Well that's all for now. Not much update in progress but I'll try to start the log up properly tomorrow.

-------------------

Sam s - 2014-03-12 22:33:16 - RE: Sam's practice

Just time for 30 minutes today so I'm sticking with noting. Generally it's feel/see/hear but I've begun including other labels like intention pleasure etc.. So after a couple of minutes of breath go onto noting pretty quickly. I can feel the vibrations more clearly over time. Over the duration I begin to notice cycles and movement in general, but don't feel completely precise. The experience feels as though its changing and becoming much more lucid.

-------------------

Sam s - 2014-04-28 22:05:54 - RE: Sam's practice

Ending officially rthis practice as I was a little unhappy with certain facets of the mtcb, and I've been transfixed by Reggie Ray lately. Just got as far as your breathing body but I'm very happy with the results, as opposed to the daily grind of vipassana noting over and over.

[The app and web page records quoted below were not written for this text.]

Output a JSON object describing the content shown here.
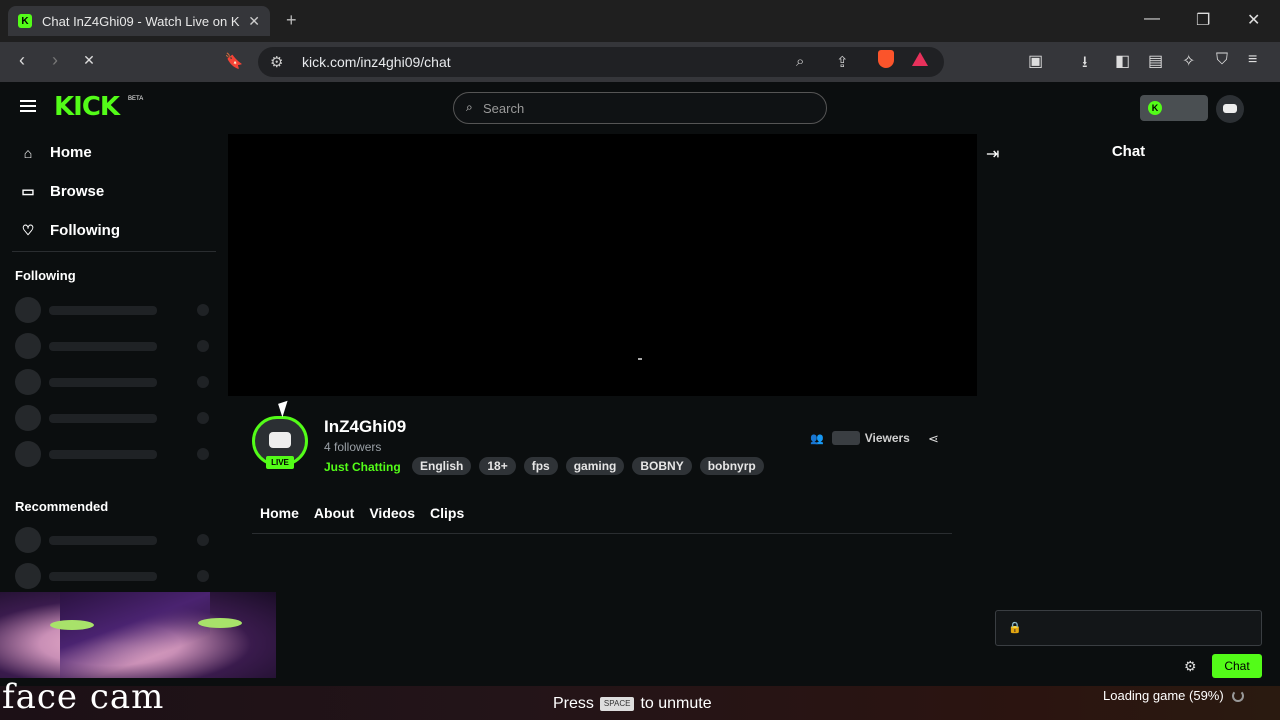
{
  "browser": {
    "tab_title": "Chat InZ4Ghi09 - Watch Live on K",
    "tab_close": "✕",
    "new_tab": "+",
    "url": "kick.com/inz4ghi09/chat",
    "win_min": "—",
    "win_max": "❐",
    "win_close": "✕"
  },
  "header": {
    "logo": "KICK",
    "beta": "BETA",
    "search_placeholder": "Search"
  },
  "sidebar": {
    "items": [
      {
        "label": "Home",
        "icon": "home-icon"
      },
      {
        "label": "Browse",
        "icon": "browse-icon"
      },
      {
        "label": "Following",
        "icon": "heart-icon"
      }
    ],
    "following_label": "Following",
    "recommended_label": "Recommended"
  },
  "channel": {
    "name": "InZ4Ghi09",
    "followers": "4 followers",
    "live_badge": "LIVE",
    "category": "Just Chatting",
    "tags": [
      "English",
      "18+",
      "fps",
      "gaming",
      "BOBNY",
      "bobnyrp"
    ],
    "viewers_label": "Viewers",
    "tabs": [
      "Home",
      "About",
      "Videos",
      "Clips"
    ]
  },
  "chat": {
    "title": "Chat",
    "send_label": "Chat"
  },
  "overlay": {
    "facecam_label": "face cam",
    "press": "Press",
    "key": "SPACE",
    "unmute": "to unmute",
    "loading": "Loading game (59%)"
  },
  "colors": {
    "accent": "#53fc18",
    "background": "#0b0e0f"
  }
}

Each to their own folks, and perhaps I'll be back but for now I'm looking at pastures new. Thanks and good luck all.